ENCYCLOPEDIA OF KOREAN BUDDHISM
by the Venerable Hyewon and Professor David A. Mason
Choi Chi-won 최치원 崔致遠
great scholar and spiritual master “Go-un” Choe Chi-won
Choi Chi-won (857-?) was a scholar and eminent religious figure of the end of the Unified
Silla Dynasty (統一新羅, 668-935) period. Originally from the Gyeongju Choi (慶州 崔,
also spelled Choe) family, his pen-names were both Go-un (孤雲, Lonely Cloud) and
Hae-un (海雲, Ocean Cloud). He spent his youth studying Confucianism and Daoism in
late Tang (唐) Dynasty of China, and his middle-age serving as a national official there.
He returned to Silla and entered its government in 894, trying to reform its corruptions
and save it from collapse, but was ignored and failed. He became pessimistic with the
troubled times and roamed the countryside mountains practicing Daoism towards
“immortality” while often staying at Buddhist temples. He wrote a half-dozen historical
inscriptions for biseok (碑石, steles), many poems and other works, distinguishing
himself with his literary skills.
In his later years he lived near or in Mt. Gaya-san Haein-sa Temple (伽倻山 海印寺),
forming close ties with Masters Hyeonjun (賢俊) and Jeonghyeon (定玄). Many people
believe that he attained spiritual immortality on the summit of Gaya-san instead of dying.

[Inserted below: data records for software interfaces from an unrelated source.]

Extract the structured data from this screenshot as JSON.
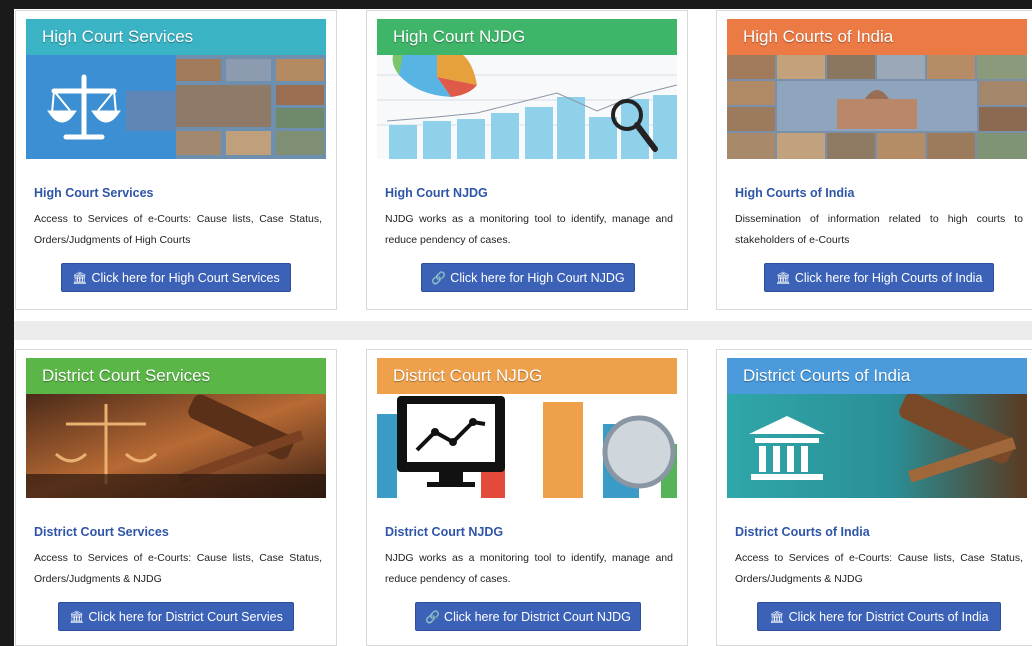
{
  "cards": [
    {
      "header": "High Court Services",
      "header_color": "#3ab3c4",
      "title": "High Court Services",
      "description": "Access to Services of e-Courts: Cause lists, Case Status, Orders/Judgments of High Courts",
      "button_label": "Click here for High Court Services",
      "button_icon": "bank-icon",
      "button_glyph": "🏛"
    },
    {
      "header": "High Court NJDG",
      "header_color": "#3fb56a",
      "title": "High Court NJDG",
      "description": "NJDG works as a monitoring tool to identify, manage and reduce pendency of cases.",
      "button_label": "Click here for High Court NJDG",
      "button_icon": "link-icon",
      "button_glyph": "🔗"
    },
    {
      "header": "High Courts of India",
      "header_color": "#ec7a45",
      "title": "High Courts of India",
      "description": "Dissemination of information related to high courts to stakeholders of e-Courts",
      "button_label": "Click here for High Courts of India",
      "button_icon": "bank-icon",
      "button_glyph": "🏛"
    },
    {
      "header": "District Court Services",
      "header_color": "#5bb648",
      "title": "District Court Services",
      "description": "Access to Services of e-Courts: Cause lists, Case Status, Orders/Judgments & NJDG",
      "button_label": "Click here for District Court Servies",
      "button_icon": "bank-icon",
      "button_glyph": "🏛"
    },
    {
      "header": "District Court NJDG",
      "header_color": "#efa04b",
      "title": "District Court NJDG",
      "description": "NJDG works as a monitoring tool to identify, manage and reduce pendency of cases.",
      "button_label": "Click here for District Court NJDG",
      "button_icon": "link-icon",
      "button_glyph": "🔗"
    },
    {
      "header": "District Courts of India",
      "header_color": "#4b9bdc",
      "title": "District Courts of India",
      "description": "Access to Services of e-Courts: Cause lists, Case Status, Orders/Judgments & NJDG",
      "button_label": "Click here for District Courts of India",
      "button_icon": "bank-icon",
      "button_glyph": "🏛"
    }
  ]
}
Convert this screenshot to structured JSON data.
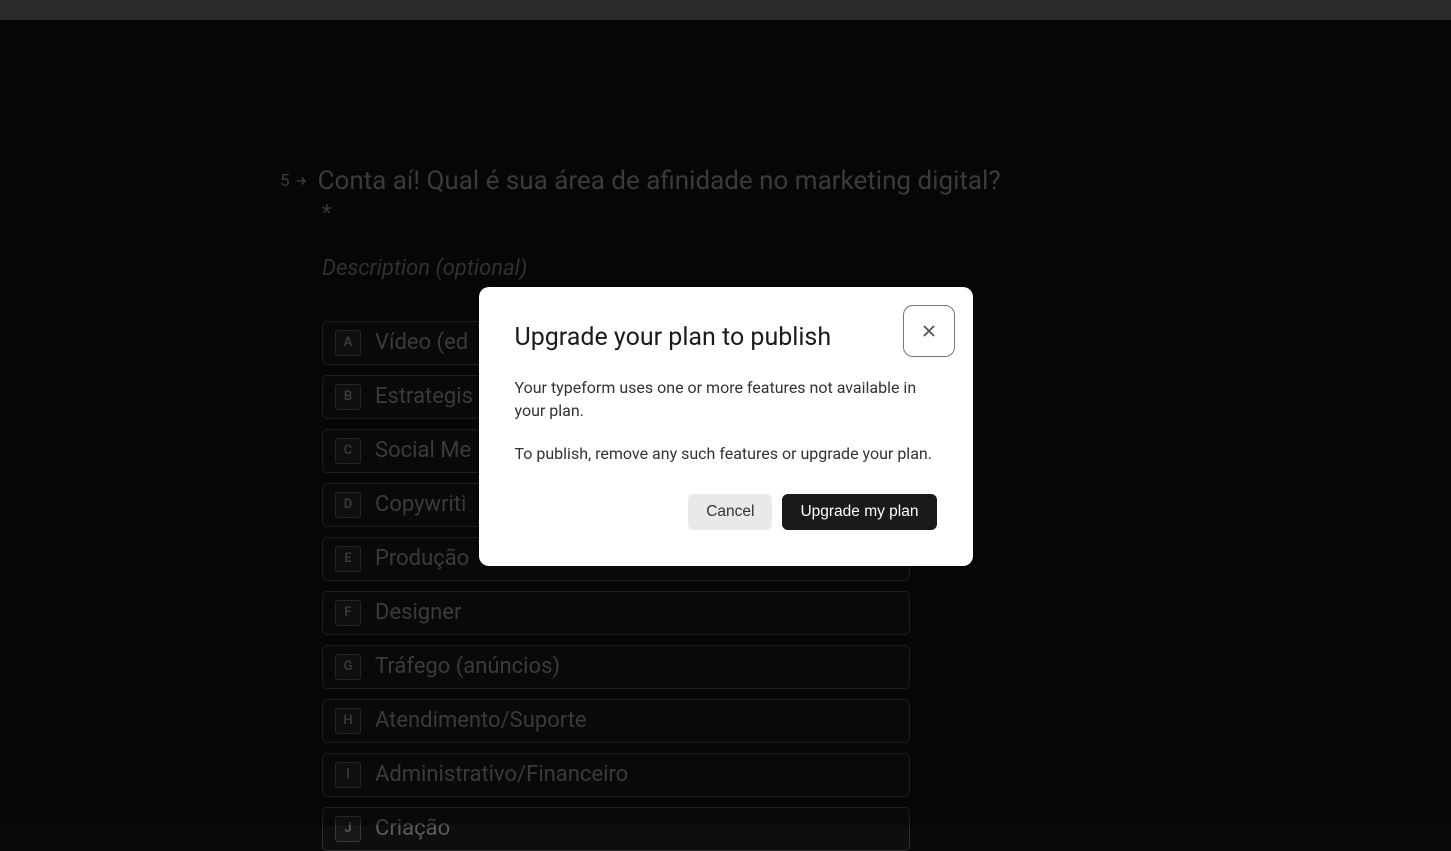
{
  "question": {
    "number": "5",
    "text": "Conta aí! Qual é sua área de afinidade no marketing digital?",
    "required_marker": "*",
    "description_placeholder": "Description (optional)"
  },
  "options": [
    {
      "key": "A",
      "label": "Vídeo (ed"
    },
    {
      "key": "B",
      "label": "Estrategis"
    },
    {
      "key": "C",
      "label": "Social Me"
    },
    {
      "key": "D",
      "label": "Copywriti"
    },
    {
      "key": "E",
      "label": "Produção"
    },
    {
      "key": "F",
      "label": "Designer"
    },
    {
      "key": "G",
      "label": "Tráfego (anúncios)"
    },
    {
      "key": "H",
      "label": "Atendimento/Suporte"
    },
    {
      "key": "I",
      "label": "Administrativo/Financeiro"
    },
    {
      "key": "J",
      "label": "Criação"
    }
  ],
  "modal": {
    "title": "Upgrade your plan to publish",
    "paragraph1": "Your typeform uses one or more features not available in your plan.",
    "paragraph2": "To publish, remove any such features or upgrade your plan.",
    "cancel_label": "Cancel",
    "upgrade_label": "Upgrade my plan"
  }
}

He exemplifies the spirit of Silla’s waning days, and the incipient harmony among
Korea’s Buddhism, Daoism and Confucianism.